Within the records, find every line that includes the word "arrow" and copy it.

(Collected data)
------------------------------
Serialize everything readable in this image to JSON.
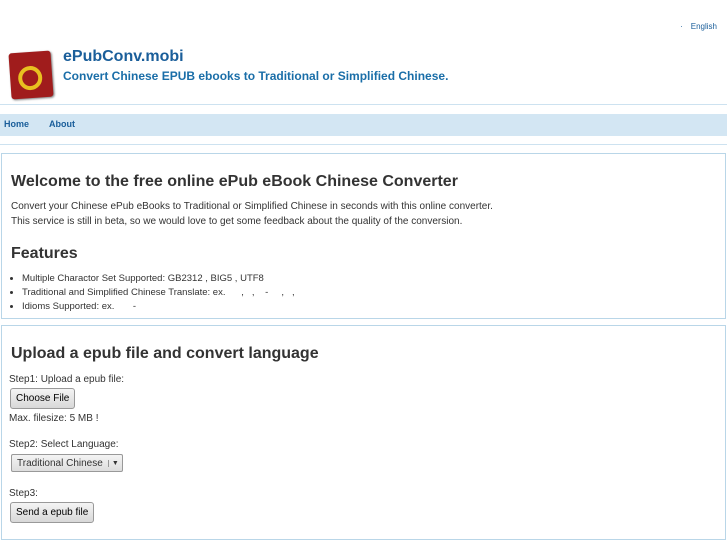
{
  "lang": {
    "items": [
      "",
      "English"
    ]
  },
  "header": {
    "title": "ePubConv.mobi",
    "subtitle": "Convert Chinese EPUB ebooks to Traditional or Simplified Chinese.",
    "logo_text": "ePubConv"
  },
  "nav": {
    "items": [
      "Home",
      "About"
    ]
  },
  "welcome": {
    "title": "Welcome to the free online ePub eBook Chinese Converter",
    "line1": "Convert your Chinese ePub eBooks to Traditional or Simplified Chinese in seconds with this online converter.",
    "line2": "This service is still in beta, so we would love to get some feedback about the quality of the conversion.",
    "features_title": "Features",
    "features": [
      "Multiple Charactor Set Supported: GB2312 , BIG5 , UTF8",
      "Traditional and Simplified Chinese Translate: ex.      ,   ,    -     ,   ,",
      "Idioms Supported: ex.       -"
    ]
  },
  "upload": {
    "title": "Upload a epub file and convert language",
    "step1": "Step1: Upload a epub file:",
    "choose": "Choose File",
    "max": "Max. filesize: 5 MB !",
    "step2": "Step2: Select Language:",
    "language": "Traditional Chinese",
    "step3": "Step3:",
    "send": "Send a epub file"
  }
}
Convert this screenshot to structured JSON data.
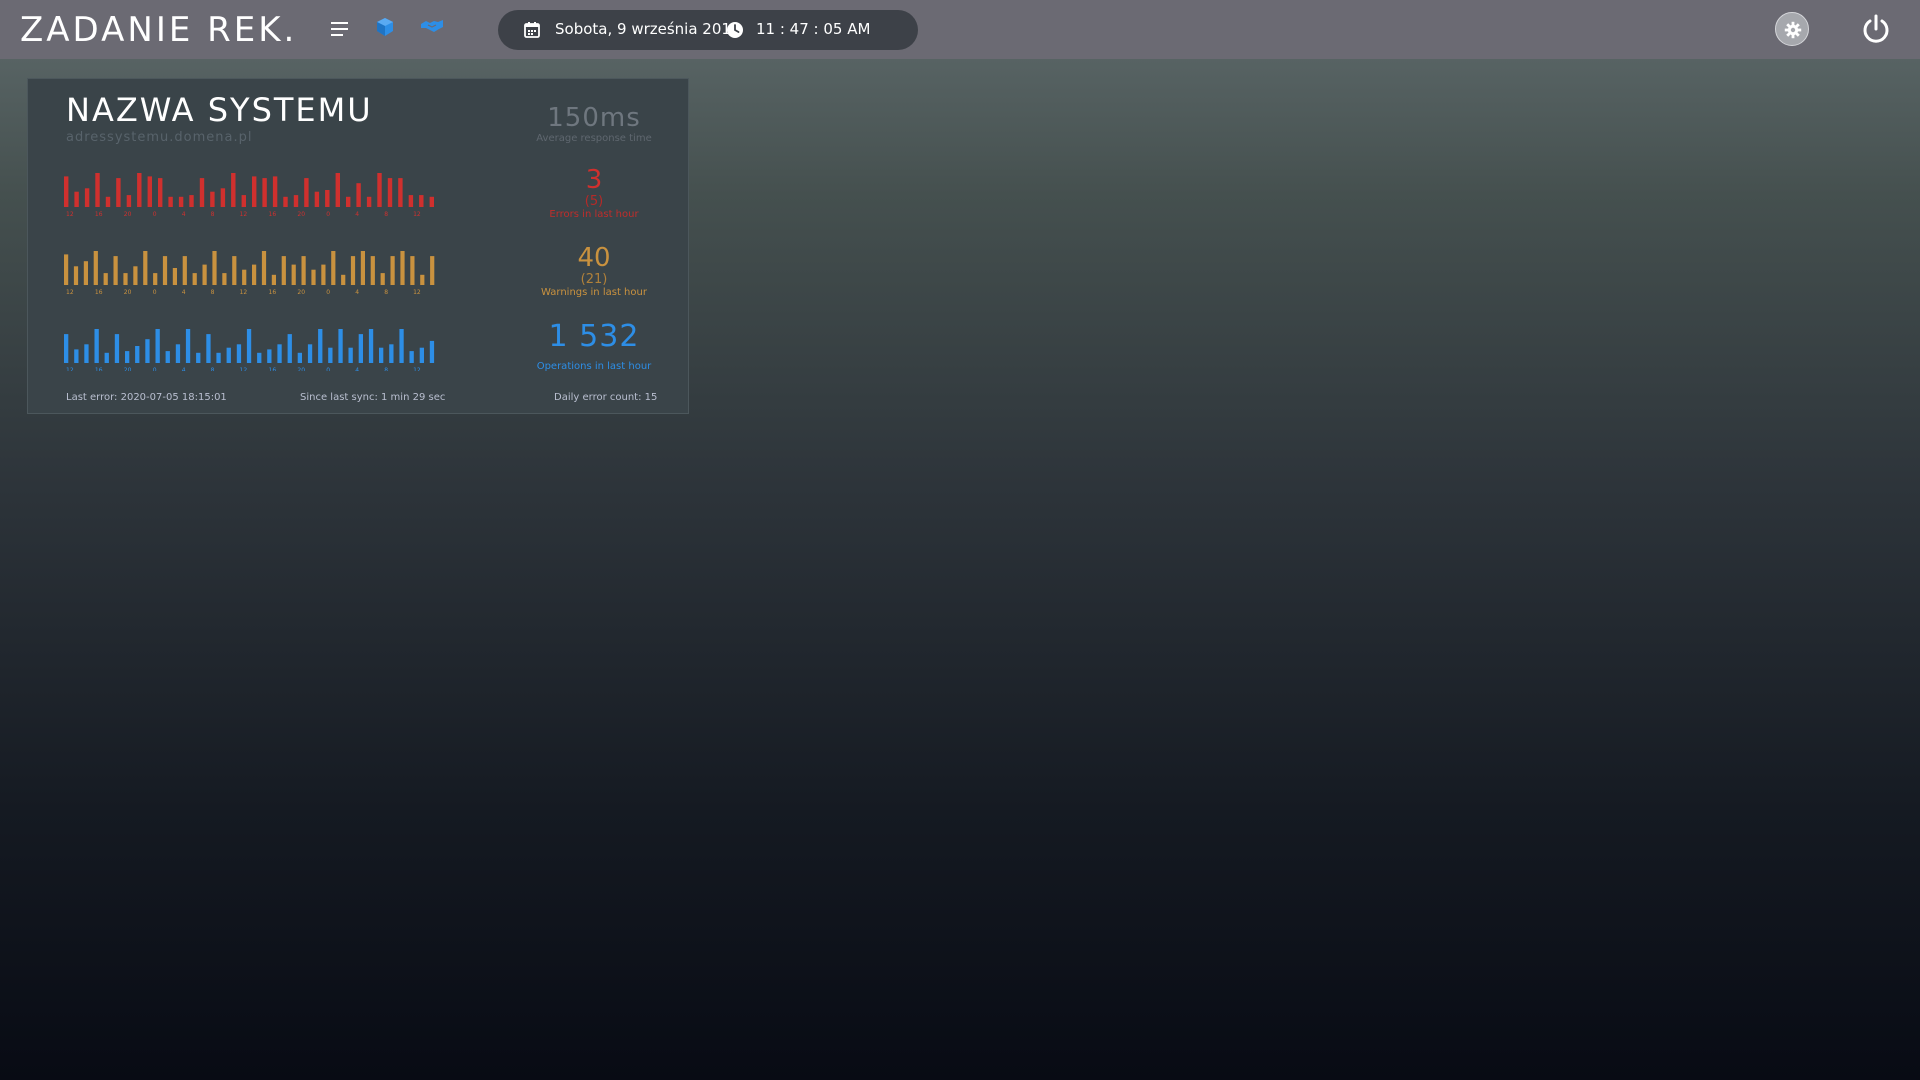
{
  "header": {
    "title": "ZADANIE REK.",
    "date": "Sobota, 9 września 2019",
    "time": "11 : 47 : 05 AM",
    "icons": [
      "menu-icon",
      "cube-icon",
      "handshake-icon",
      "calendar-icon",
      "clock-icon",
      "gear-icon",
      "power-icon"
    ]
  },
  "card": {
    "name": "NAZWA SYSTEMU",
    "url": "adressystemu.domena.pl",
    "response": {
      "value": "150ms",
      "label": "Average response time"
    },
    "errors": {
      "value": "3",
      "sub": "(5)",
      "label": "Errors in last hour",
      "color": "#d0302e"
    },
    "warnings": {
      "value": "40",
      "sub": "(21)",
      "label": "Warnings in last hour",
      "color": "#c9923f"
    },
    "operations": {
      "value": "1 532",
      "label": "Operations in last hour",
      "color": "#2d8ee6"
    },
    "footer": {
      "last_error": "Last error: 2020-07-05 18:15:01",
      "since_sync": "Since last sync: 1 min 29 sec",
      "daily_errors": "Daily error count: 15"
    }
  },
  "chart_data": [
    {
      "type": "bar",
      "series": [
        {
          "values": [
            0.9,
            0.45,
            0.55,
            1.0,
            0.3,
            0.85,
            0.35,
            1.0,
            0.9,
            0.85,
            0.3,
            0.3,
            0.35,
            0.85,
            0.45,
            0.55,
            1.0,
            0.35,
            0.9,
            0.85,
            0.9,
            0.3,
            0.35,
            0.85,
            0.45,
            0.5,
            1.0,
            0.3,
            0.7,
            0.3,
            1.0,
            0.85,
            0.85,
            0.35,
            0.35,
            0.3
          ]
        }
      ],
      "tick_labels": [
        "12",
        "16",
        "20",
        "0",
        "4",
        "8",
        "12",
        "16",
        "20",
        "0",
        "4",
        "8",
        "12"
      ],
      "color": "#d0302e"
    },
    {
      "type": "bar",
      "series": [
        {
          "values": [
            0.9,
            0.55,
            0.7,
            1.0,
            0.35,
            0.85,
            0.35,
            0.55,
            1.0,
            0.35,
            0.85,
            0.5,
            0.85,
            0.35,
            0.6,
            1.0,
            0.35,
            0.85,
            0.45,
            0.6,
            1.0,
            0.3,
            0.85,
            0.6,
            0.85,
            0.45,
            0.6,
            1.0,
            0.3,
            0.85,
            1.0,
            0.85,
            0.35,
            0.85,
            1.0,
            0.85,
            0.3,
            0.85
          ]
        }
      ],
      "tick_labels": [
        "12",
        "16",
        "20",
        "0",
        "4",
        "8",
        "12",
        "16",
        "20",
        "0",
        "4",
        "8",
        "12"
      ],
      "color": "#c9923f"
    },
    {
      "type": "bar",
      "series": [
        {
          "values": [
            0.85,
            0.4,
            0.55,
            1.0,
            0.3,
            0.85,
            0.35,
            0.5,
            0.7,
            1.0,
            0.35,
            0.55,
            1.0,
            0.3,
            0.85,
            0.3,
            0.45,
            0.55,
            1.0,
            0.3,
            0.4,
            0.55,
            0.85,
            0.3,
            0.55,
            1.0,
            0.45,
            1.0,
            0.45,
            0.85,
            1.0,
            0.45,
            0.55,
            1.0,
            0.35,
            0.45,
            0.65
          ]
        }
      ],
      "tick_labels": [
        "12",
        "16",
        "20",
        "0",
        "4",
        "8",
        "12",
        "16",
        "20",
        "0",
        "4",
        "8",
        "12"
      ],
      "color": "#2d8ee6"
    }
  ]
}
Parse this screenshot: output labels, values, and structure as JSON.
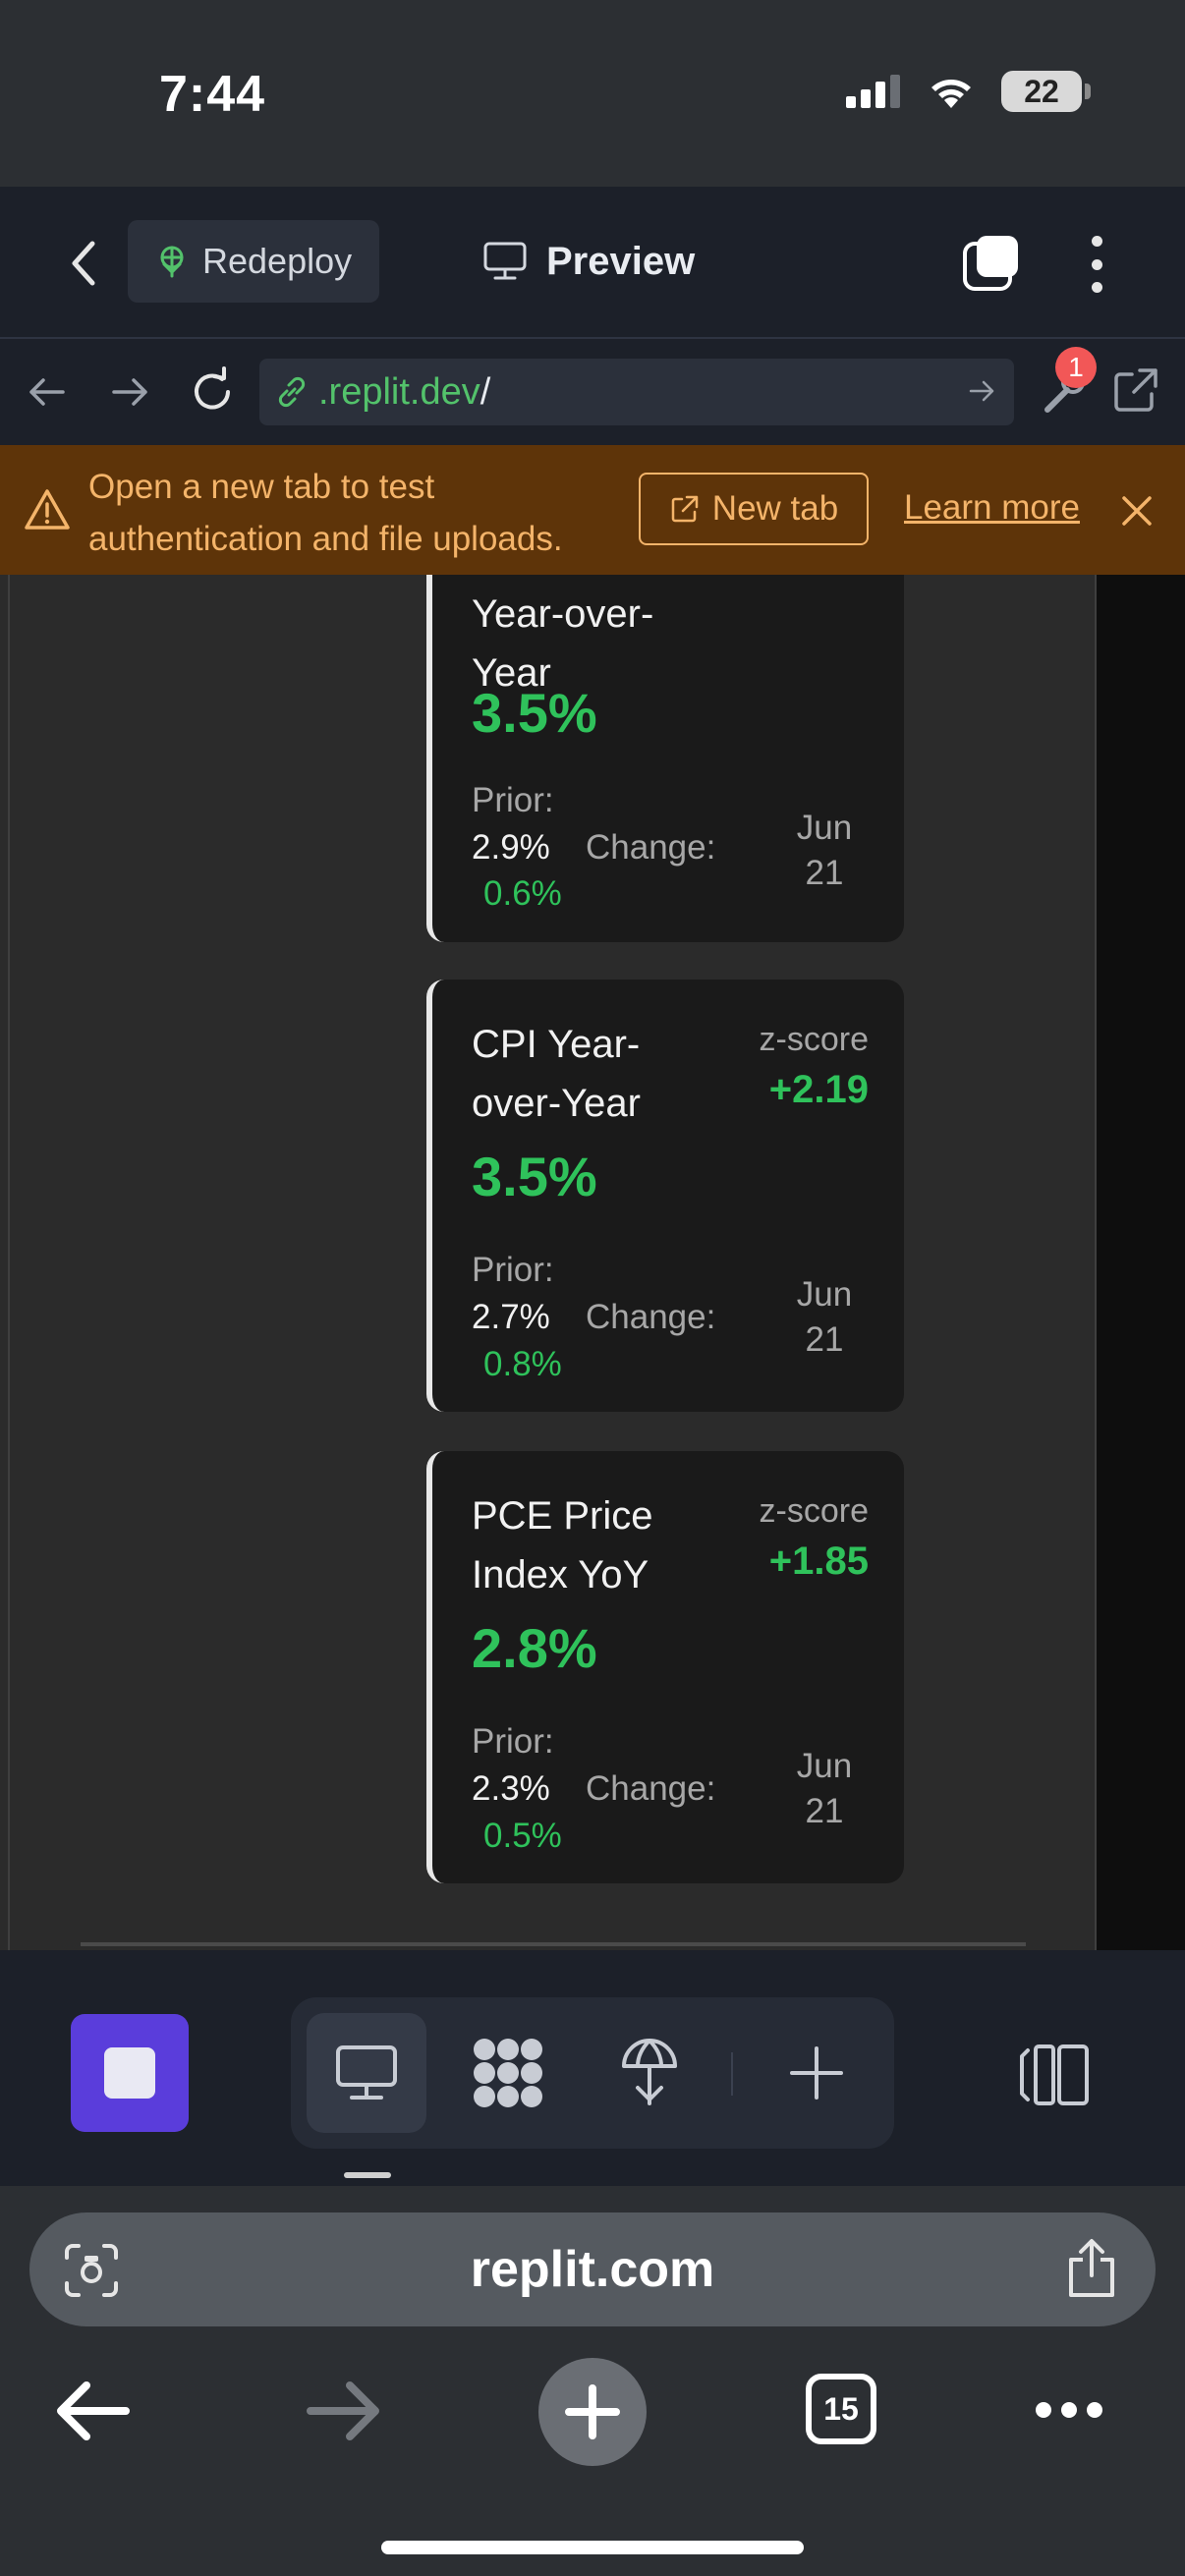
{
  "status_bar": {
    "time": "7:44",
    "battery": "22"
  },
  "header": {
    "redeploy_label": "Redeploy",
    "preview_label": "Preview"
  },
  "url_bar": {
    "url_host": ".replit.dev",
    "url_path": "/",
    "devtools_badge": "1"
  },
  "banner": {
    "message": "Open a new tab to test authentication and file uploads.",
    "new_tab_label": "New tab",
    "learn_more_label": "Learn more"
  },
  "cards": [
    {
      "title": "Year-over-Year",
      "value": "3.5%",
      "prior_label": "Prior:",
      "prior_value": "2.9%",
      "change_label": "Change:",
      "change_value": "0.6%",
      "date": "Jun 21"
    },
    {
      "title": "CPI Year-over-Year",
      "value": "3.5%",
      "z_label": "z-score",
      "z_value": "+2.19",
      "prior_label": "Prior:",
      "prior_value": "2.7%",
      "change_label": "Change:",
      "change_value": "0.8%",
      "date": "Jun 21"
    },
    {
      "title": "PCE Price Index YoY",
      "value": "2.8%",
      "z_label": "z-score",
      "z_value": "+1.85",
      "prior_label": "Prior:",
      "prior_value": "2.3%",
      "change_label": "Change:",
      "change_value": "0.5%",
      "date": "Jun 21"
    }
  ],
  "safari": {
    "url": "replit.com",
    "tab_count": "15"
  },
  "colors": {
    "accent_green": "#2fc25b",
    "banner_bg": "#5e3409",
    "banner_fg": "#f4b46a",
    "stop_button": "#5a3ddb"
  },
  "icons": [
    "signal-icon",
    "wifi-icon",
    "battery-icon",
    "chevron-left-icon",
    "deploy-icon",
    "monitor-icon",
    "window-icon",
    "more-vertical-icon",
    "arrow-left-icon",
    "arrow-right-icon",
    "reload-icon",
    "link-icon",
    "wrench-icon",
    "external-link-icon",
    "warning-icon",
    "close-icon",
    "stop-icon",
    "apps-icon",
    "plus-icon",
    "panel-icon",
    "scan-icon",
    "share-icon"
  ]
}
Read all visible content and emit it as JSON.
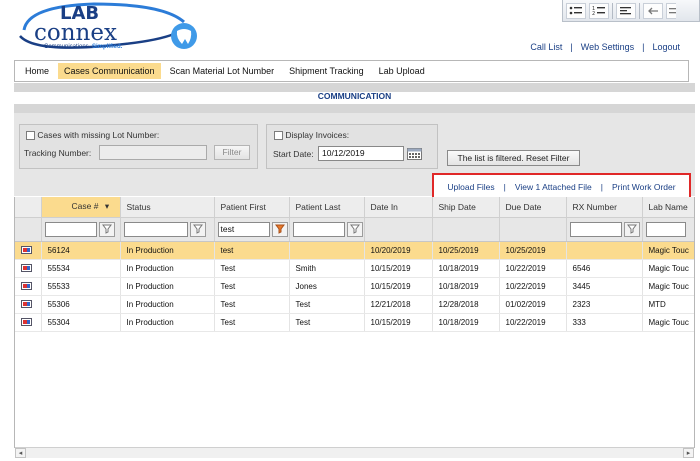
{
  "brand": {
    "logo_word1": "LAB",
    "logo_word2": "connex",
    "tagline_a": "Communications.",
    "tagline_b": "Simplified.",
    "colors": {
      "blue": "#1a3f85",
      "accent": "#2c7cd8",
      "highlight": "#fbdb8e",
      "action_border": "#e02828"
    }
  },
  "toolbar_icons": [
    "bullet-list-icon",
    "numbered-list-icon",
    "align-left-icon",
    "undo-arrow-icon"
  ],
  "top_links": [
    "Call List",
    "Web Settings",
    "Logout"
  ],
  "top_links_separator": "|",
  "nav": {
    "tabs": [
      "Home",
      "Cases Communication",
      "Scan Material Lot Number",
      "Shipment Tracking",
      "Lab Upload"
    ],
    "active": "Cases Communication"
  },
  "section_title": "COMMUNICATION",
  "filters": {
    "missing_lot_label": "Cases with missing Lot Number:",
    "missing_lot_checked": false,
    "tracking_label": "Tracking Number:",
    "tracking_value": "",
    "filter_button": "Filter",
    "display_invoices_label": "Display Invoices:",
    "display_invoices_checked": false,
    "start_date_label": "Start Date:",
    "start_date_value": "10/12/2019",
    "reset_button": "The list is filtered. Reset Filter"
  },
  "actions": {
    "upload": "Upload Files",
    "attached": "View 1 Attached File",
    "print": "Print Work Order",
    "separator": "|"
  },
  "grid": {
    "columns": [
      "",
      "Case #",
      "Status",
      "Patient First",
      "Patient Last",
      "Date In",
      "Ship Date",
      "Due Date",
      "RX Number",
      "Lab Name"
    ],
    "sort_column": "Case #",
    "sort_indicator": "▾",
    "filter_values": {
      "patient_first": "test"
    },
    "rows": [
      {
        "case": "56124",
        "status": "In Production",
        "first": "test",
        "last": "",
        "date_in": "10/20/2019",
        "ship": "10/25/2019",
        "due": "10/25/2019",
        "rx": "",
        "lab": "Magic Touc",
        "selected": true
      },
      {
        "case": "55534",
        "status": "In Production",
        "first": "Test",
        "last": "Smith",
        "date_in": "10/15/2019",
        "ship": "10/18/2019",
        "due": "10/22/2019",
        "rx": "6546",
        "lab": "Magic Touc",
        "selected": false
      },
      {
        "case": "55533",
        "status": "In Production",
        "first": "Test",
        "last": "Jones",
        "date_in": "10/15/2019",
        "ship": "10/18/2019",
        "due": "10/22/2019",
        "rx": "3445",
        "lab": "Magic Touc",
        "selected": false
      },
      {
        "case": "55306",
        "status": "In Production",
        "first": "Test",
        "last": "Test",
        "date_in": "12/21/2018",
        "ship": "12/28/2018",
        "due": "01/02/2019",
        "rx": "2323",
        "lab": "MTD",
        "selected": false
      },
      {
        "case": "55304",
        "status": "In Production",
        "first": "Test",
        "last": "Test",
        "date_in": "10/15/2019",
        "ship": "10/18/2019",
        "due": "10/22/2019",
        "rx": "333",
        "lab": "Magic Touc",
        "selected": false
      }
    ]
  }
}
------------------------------
**RESPONSE TO THE EXERCISE**
    "arrow-left-icon",
    "arrow-right-icon",
    "undo-arrow-icon"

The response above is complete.